# ultrametric triangle inequality

###### Theorem 1.

Let $K$ be a field and $G$ an ordered group equipped with zero.  Suppose that the function  $|\cdot|\!:\;K\to G$  satisfies the postulates 1 and 2 of Krull valuation.  Then the non-archimedean or ultrametric triangle inequality

3.     $|x\!+\!y|\;\leqq\;\max\{|x|,\,|y|\}$

in the field is with the condition

(*) $\quad\quad\quad|x|\leqq 1\,\,\,\,\Rightarrow\,\,\,\,|x\!+\!1|\leqq 1.$

Proof.  The value  $y=1$  in the ultrametric triangle inequality gives the (*) as result.  Secondly, let’s assume the condition (*).  Let $x$ and $y$ be non-zero elements of the field $K$ (if  $xy=0$  then 3 is at once verified), and let e.g.  $|x|\leqq|y|$.  Then we get  $\displaystyle|\frac{x}{y}|=|x|\cdot|y|^{-1}\leqq 1$,  and thus according to (*),

 $|x\!+\!y|\cdot|y|^{-1}\;=\;\left|\frac{x\!+\!y}{y}\right|\;=\;\left|\frac{x}{y% }+1\right|\leqq 1.$

So we see that  $|x\!+\!y|\leqq|y|=\max\{|x|,\,|y|\}$.

###### Theorem 2.

The Krull valuation (and any non-archimedean valuation (http://planetmath.org/Valuation))  $|\cdot|$  of the field $K$ satisfies the sharpening

 $|x\!+\!y|\;=\;\max\{|x|,\,|y|\}\quad\mathrm{for}\,\,\,|x|\neq|y|$

of the ultrametric triangle inequality.
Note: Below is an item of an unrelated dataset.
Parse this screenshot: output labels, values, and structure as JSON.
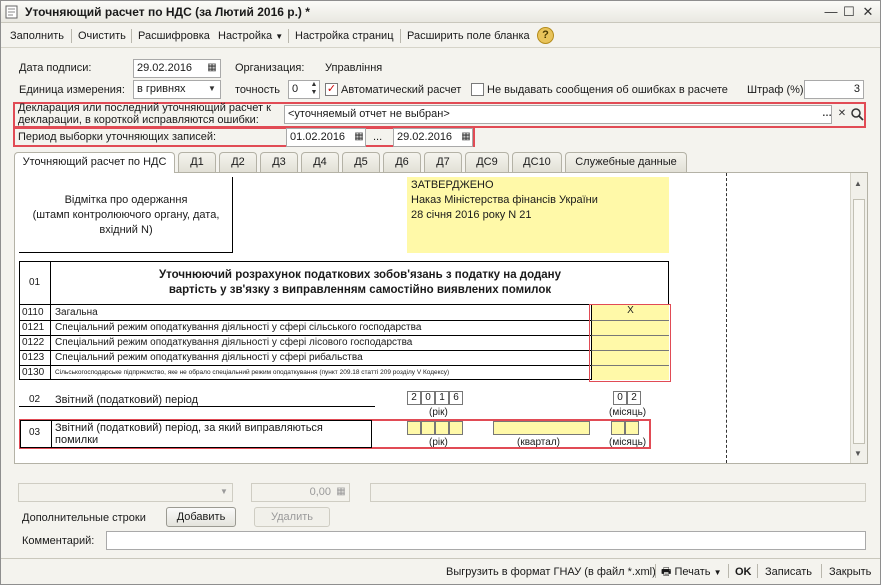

Proof.  Let e.g.  $|x|>|y|$.  Surely  $|x\!+\!y|\leqq|x|$,  but also  $|x|=|(x\!+\!y)\!-\!y|\leqq\max\{|x\!+\!y|,\,|y|\}$;  this maximum is $|x\!+\!y|$ since otherwise one would have  $|x|\leqq|y|$.  Thus the result is:  $|x\!+\!y|=|x|$.

Note.  The metric defined by a non-archimedean valuation of the field $K$ is the ultrametric of $K$.  Theorem 2 implies, that every triangle of $K$ with vertices $A$, $B$, $C$ ($\in K$) is isosceles:  if  $|B\!-\!C|\neq|C\!-\!A|$,  then  $|A\!-\!B|=\max\{|B\!-\!C|,\,|C\!-\!A|\}$.

###### Theorem 3.

The valuation (http://planetmath.org/Valuation)  $|\cdot|:K\to\mathbb{R}$  of the field $K$ is archimedean if and only if the set

 $\{|1|,\,|1\!+\!1|,\,|1\!+\!1\!+\!1|,\,\ldots\}$

of the “values” of the multiples of the unity is not bounded.

Proof.  If $|\cdot|$ is non-archimedean, then  $|n\cdot 1|=|1\!+\ldots+\!1|\leqq\max\{|1|\}=1$,  and the multiples are bounded.  Conversely, let  $|n\cdot 1|.  Now one obtains, when  $|x|\leqq 1$:

 $|x\!+\!1|^{n}\;\leqq\;\sum_{j=0}^{n}\left|{n\choose j}\right|\cdot|x|^{j}\;<\;% (n+1)M,$

or  $|x\!+\!1|<\sqrt[n]{(n\!+\!1)M}$   for all $n$.  As $n$ tends to infinity, this $n^{\mathrm{th}}$ root has the limit 1.  Therefore one gets the limit inequality$|x\!+\!1|\leqq 1$,  i.e. the valuation is non-archimedean.

## References

• 1 Emil Artin: Theory of Algebraic Numbers.  Lecture notes.  Mathematisches Institut, Göttingen (1959).
 Title ultrametric triangle inequality Canonical name UltrametricTriangleInequality Date of creation 2013-03-22 14:54:15 Last modified on 2013-03-22 14:54:15 Owner pahio (2872) Last modified by pahio (2872) Numerical id 25 Author pahio (2872) Entry type Theorem Classification msc 13F30 Classification msc 13A18 Classification msc 12J20 Classification msc 11R99 Related topic MaximalNumber Related topic PAdicCanonicalForm Related topic UltrametricSpace Related topic MinimalAndMaximalNumber Related topic ExponentValuation2 Defines non-archimedean triangle inequality